··· Records to use ···
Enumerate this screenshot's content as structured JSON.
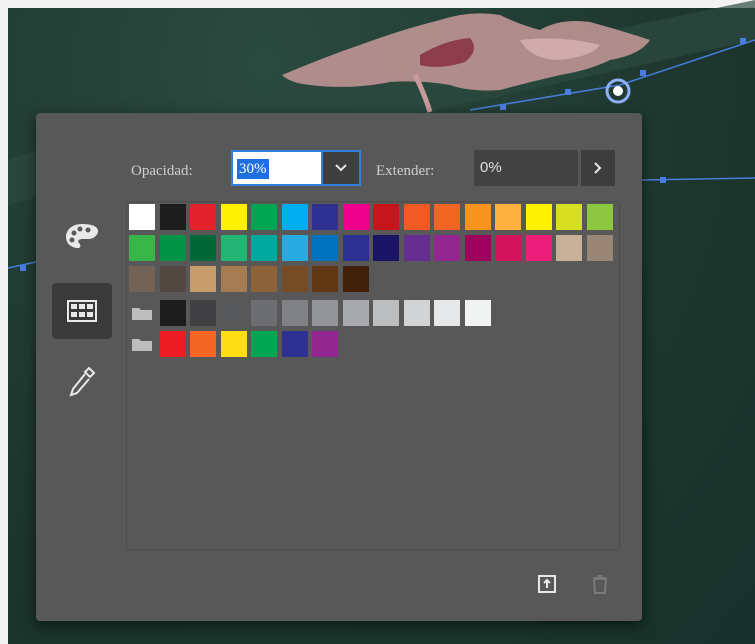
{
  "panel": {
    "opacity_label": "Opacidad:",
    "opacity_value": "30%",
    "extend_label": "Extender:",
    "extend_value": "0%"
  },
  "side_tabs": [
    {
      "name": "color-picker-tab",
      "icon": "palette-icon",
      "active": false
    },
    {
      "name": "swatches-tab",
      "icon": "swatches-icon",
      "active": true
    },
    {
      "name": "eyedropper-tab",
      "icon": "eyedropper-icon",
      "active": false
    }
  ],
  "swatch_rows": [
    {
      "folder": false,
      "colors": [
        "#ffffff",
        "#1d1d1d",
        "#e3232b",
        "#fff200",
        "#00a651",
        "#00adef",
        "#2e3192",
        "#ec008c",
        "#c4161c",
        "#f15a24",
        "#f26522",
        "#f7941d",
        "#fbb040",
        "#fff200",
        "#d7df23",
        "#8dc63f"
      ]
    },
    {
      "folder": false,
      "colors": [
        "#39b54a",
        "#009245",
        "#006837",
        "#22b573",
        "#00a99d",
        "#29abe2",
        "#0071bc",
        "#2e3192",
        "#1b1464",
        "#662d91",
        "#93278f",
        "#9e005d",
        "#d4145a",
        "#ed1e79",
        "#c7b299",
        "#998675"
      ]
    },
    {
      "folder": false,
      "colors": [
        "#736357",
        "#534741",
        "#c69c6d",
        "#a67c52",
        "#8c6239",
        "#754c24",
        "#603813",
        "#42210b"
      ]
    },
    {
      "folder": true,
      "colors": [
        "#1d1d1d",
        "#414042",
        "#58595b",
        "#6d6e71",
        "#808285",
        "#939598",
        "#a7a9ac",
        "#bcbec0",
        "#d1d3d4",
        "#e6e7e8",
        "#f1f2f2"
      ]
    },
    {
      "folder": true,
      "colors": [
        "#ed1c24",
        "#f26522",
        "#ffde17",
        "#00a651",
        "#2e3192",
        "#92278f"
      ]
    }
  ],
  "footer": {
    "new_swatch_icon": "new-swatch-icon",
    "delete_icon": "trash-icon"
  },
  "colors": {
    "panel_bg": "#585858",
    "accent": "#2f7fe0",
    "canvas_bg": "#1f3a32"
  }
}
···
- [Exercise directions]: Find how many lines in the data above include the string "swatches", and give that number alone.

- [Final answer]: 2